But, he added, most of the damaging evidence involving Smith was not known in 1996 and came to light in recent interviews. "Beyond that, it's very speculative as to what may have happened or what might not have happened" if UA had been informed sooner.
UA argued that violations found in the Smith recruitment came outside the NCAA's four-year statute of limitations.
But the appeals committee said the charges involved a particular booster, Young, who was named in other violations and as allowed by NCAA rules established a pattern.
UA argued that the NCAA violated its own bylaws by relying upon at least one confidential source.
"The confidential witness was made available to the university, who had the opportunity to interview that particular witness and determine the credibility of that witness," Phillips said, and there "was ample evidence beyond what this particular witness provided that supported the findings."
UA argued it shouldn't be harshly punished as a "repeat violator," considering that its 1999 men's basketball case involving former assistant coach Tyrone Beaman was self-reported by the school and that Beaman's alleged solicitation of recruiting money from Montgomery boosters was identified before rules were broken.
"Again, (the 1999 case) shows the commitment the University of Alabama has toward compliance," Phillips said, "and the Committee on Infractions, based upon institutional cooperation, so noted it."
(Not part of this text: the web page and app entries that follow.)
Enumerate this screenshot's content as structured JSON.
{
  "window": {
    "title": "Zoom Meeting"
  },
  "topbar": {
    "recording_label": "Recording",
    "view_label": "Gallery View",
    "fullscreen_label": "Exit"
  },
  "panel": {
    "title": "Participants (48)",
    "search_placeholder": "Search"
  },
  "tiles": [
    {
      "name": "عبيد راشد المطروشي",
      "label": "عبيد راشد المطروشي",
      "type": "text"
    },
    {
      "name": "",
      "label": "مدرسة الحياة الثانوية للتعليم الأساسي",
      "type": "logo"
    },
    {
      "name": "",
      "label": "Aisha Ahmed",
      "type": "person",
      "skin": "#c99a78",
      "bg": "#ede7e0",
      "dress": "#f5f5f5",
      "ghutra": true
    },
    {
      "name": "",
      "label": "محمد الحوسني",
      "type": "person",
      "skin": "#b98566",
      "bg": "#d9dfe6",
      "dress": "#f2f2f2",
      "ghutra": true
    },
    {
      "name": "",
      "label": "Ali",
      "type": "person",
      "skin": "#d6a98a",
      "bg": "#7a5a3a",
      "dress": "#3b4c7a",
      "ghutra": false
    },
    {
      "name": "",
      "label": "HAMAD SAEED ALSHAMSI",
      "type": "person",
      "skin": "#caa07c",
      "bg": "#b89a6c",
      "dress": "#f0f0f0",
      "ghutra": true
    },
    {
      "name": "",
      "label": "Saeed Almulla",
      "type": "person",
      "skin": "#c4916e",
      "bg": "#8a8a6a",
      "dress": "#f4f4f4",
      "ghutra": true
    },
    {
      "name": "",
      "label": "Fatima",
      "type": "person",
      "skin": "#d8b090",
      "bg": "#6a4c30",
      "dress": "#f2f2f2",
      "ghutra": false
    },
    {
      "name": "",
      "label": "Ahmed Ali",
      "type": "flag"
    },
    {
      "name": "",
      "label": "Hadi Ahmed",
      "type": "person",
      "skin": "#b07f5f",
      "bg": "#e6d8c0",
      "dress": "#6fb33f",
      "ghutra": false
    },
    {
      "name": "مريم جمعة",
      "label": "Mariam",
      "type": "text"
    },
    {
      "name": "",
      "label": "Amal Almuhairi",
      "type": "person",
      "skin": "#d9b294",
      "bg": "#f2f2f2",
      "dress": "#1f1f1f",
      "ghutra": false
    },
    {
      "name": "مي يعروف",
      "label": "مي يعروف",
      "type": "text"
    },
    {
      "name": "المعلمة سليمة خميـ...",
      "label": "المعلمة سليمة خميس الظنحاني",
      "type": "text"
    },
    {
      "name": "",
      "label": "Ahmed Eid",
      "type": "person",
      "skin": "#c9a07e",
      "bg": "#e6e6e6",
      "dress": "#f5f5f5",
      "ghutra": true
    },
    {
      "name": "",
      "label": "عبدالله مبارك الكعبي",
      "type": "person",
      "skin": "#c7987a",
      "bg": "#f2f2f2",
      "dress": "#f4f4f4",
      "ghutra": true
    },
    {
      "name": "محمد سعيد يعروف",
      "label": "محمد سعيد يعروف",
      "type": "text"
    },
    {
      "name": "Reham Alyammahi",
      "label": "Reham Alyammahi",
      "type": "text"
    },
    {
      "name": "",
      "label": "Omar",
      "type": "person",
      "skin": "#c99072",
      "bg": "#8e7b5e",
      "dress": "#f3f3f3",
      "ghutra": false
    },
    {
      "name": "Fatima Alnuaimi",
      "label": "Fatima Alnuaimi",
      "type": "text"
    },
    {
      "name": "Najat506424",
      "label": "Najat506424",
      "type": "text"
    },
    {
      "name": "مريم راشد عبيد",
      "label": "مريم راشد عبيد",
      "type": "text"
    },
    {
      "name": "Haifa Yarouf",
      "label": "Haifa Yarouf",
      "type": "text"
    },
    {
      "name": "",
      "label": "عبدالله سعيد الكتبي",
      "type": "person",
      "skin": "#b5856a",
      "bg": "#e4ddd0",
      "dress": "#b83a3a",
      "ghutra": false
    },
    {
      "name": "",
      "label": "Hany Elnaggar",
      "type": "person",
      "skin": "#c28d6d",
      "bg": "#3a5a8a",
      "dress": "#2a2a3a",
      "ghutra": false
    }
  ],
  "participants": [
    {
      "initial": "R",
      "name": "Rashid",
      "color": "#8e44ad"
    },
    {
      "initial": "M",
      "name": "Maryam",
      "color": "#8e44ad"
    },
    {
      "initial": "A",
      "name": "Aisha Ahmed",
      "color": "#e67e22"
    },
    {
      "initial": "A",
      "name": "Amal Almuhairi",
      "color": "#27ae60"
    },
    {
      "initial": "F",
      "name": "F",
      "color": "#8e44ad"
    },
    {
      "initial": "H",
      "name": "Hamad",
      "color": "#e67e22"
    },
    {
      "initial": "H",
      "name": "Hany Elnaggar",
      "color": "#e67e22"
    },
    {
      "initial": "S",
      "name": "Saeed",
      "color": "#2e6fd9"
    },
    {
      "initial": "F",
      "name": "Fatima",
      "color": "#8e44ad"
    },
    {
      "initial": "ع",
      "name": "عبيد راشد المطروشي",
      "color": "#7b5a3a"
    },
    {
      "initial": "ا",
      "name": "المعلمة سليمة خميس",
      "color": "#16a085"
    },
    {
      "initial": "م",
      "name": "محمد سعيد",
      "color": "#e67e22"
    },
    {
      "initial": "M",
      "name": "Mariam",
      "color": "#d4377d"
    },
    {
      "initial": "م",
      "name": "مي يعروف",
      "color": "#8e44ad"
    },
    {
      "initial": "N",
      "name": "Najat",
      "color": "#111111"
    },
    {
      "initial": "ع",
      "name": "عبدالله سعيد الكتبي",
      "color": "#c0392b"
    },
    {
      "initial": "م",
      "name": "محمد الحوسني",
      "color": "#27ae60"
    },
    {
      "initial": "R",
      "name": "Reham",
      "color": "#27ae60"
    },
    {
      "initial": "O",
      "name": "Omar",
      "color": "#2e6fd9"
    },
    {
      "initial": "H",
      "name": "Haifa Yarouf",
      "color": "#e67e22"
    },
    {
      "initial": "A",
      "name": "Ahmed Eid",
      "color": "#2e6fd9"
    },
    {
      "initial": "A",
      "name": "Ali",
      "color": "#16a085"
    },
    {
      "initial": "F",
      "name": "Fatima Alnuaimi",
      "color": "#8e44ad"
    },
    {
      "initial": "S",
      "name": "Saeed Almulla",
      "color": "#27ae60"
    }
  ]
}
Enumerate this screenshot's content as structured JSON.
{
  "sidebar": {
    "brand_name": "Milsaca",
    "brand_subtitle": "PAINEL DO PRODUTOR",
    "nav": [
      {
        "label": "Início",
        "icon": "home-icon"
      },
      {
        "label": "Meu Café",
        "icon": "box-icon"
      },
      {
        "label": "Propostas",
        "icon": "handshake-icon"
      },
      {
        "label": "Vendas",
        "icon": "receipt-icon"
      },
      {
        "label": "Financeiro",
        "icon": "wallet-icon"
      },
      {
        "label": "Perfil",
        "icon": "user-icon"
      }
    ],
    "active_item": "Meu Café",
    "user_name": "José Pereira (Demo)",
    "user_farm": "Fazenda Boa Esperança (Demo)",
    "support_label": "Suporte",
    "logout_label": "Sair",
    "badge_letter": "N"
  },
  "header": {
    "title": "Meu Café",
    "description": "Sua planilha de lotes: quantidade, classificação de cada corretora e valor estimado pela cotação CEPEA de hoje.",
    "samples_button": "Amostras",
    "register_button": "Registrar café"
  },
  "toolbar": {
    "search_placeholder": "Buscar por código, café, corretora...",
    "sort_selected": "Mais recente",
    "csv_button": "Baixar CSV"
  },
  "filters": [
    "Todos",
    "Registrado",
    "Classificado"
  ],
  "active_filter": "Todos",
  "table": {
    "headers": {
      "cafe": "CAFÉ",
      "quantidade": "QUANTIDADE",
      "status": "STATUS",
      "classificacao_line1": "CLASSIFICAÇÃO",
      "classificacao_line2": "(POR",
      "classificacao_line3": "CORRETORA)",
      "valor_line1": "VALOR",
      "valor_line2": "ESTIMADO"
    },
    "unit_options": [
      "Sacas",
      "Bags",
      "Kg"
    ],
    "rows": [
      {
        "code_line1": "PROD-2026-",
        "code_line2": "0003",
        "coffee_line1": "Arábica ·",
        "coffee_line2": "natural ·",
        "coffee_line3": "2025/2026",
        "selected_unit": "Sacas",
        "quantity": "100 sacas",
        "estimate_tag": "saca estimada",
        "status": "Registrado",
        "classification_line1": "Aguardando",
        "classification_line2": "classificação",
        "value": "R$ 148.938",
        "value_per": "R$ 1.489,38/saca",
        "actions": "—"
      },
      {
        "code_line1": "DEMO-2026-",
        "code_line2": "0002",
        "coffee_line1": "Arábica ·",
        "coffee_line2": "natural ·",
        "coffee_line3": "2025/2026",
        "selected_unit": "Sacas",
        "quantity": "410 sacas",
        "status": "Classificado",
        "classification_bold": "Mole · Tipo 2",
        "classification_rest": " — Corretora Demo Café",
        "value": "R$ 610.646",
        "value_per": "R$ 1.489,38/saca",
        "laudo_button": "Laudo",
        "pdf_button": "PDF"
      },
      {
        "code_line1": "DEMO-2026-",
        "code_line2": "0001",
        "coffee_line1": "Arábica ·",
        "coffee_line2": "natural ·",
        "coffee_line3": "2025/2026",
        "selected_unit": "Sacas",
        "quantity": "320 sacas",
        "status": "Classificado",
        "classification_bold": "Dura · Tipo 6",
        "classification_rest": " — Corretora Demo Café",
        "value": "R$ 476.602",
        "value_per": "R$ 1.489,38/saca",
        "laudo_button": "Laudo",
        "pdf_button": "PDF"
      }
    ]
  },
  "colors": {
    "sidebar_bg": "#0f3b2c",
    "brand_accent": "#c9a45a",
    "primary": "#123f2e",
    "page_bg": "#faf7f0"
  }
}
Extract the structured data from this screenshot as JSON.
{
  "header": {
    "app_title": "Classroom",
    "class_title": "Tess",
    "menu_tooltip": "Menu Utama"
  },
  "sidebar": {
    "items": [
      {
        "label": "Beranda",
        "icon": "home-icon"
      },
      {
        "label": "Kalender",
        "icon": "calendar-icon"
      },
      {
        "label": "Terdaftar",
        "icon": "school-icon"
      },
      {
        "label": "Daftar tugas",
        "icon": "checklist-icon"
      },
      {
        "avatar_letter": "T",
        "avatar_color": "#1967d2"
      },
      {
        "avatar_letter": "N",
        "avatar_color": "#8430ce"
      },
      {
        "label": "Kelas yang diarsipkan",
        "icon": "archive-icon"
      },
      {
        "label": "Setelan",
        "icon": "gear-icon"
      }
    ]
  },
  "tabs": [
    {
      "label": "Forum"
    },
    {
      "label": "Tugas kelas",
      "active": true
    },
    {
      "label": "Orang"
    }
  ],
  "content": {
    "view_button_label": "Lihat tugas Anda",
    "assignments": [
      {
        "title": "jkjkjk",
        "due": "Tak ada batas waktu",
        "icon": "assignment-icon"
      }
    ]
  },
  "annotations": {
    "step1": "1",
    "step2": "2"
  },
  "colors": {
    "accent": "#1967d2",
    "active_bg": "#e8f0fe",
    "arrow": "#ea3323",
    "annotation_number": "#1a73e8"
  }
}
Still a repeat violator:
But the committee said UA would have been a "repeat violator" nonetheless, because the Smith violations occurred one year after a 1995 football probation relating to former defensive back Antonio Langham. Langham played in several games in 1993 after signing with an agent.
Also Tuesday, the appeals committee upheld findings against former UA assistant football coach Ronnie Cottrell, who argued that evidence concerning his receipt of two loans from Young totaling $56,600 didn't constitute a violation, and that he shouldn't have been cited for failing to make full disclosures to investigators.
Todd Vargo, Cottrell's Birmingham attorney, said the former Crimson Tide recruiting coordinator was "disappointed but not surprised" with the NCAA's latest decision.
"Ronnie's disappointed with the NCAA for failing to provide some relief that we believe is warranted," Vargo said.
UA Athletics Director Mal Moore also voiced displeasure with the day's news. "Our appeal was made on what we considered a very strong case," Moore said in a prepared statement, "and we are disappointed with the result."
News staff writers Mike Bolton and Doug Segrest contributed to this report.